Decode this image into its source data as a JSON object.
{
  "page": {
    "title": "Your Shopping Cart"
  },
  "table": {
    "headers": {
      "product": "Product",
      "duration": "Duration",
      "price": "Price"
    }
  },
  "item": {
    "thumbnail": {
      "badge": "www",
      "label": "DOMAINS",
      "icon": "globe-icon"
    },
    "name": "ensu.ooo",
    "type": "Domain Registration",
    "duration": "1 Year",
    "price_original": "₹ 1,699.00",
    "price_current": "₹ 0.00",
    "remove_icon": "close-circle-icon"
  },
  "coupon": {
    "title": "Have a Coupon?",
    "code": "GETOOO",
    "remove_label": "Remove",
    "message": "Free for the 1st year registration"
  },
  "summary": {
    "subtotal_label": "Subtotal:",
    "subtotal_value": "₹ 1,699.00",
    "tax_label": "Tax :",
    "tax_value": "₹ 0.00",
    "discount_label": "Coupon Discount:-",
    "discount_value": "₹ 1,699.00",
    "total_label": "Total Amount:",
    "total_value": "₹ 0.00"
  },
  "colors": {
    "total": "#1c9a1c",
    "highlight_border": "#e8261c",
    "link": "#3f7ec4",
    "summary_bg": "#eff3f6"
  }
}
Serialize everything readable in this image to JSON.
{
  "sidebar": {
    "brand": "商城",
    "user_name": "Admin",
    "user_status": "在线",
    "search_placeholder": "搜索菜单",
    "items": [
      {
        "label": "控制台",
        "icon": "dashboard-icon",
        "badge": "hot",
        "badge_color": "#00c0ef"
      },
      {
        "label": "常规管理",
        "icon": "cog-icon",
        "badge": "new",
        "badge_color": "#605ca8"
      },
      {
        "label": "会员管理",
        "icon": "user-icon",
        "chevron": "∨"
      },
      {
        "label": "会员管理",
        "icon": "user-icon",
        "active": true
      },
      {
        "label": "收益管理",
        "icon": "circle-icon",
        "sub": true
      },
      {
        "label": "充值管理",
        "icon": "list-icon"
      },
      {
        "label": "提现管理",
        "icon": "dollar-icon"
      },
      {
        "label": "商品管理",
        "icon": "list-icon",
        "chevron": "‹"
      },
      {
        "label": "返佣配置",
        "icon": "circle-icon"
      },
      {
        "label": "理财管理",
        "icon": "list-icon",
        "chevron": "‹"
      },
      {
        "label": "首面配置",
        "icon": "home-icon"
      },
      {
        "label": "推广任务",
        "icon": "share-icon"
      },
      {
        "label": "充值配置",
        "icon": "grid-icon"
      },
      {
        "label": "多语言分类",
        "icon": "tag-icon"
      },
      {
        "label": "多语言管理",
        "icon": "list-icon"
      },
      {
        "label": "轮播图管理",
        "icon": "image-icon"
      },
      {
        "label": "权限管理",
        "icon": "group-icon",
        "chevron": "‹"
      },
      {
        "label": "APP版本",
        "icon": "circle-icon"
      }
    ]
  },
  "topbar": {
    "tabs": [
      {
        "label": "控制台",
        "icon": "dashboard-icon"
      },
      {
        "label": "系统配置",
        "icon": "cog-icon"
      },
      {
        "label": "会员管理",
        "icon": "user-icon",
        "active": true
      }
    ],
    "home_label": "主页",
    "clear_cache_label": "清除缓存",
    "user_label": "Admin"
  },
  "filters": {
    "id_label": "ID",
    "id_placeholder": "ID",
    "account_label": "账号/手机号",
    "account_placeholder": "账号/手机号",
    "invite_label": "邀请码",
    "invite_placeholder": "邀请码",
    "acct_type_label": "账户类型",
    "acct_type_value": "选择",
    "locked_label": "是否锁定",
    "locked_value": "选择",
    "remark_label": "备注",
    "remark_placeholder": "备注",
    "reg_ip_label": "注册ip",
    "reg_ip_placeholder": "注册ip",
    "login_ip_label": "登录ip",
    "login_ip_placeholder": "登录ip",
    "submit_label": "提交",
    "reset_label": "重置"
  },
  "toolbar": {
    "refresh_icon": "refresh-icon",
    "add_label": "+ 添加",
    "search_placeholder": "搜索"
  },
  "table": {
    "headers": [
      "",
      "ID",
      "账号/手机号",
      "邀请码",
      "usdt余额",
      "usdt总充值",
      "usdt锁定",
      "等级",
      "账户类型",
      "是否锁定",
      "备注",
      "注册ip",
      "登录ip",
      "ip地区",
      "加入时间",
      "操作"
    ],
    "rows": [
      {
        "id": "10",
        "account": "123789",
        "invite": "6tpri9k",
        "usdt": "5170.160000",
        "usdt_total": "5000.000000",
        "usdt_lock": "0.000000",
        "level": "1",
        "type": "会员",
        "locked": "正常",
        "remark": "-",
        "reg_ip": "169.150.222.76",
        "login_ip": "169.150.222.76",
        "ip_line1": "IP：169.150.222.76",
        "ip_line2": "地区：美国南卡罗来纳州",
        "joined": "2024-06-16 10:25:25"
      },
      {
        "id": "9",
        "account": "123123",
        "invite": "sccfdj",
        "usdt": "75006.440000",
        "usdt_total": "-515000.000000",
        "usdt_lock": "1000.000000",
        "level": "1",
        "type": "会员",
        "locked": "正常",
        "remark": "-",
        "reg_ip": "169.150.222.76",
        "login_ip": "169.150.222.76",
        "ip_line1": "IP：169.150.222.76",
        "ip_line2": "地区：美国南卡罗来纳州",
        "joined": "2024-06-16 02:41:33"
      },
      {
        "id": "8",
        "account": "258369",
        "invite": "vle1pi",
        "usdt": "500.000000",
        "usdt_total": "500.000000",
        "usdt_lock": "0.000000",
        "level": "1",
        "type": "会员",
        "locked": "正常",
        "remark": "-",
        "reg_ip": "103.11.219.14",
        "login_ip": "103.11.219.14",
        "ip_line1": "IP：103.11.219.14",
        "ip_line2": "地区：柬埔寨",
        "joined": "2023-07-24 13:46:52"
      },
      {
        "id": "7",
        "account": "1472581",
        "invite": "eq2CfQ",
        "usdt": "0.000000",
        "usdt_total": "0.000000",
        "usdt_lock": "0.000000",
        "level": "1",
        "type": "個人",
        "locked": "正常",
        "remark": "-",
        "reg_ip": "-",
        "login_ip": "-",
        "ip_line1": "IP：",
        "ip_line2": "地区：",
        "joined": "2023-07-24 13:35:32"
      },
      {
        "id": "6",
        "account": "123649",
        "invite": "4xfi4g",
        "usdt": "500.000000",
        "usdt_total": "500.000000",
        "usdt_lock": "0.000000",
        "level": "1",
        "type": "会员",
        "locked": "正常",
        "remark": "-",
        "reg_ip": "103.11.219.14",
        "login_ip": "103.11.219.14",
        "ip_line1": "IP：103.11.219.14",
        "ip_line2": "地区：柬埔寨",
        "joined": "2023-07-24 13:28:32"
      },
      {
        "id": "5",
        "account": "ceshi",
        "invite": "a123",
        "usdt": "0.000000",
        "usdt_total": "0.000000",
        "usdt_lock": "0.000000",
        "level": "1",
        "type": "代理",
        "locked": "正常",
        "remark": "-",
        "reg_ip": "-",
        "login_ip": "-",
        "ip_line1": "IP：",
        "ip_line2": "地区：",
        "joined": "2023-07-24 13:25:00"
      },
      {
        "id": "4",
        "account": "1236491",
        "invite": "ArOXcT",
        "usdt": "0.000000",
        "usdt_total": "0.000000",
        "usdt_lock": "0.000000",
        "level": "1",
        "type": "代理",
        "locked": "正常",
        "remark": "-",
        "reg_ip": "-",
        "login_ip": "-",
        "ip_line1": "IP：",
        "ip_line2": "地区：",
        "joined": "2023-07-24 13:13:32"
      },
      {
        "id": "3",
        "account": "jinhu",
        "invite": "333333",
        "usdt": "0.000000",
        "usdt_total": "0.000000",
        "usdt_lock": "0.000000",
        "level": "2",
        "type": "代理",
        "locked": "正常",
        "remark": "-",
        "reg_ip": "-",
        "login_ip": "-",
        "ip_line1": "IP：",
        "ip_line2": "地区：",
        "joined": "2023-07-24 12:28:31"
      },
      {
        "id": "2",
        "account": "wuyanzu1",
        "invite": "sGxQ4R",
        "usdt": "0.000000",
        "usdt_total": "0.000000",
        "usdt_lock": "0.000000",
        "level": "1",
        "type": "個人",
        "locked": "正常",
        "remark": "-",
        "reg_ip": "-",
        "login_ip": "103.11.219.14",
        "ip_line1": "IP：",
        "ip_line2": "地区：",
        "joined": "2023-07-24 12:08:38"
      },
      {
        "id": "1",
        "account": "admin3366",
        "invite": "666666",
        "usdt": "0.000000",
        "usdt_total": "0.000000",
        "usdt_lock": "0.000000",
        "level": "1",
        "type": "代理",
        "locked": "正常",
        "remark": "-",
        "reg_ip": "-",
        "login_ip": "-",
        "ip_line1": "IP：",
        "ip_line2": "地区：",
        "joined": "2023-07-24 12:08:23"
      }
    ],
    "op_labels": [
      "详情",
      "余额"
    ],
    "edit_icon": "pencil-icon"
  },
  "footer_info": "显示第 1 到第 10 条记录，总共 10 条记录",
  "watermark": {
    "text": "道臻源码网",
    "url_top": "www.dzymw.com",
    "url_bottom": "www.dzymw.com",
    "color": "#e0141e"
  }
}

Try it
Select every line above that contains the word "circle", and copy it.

Expected output
    "remove_icon": "close-circle-icon"
        "icon": "circle-icon",
        "icon": "circle-icon"
        "icon": "circle-icon"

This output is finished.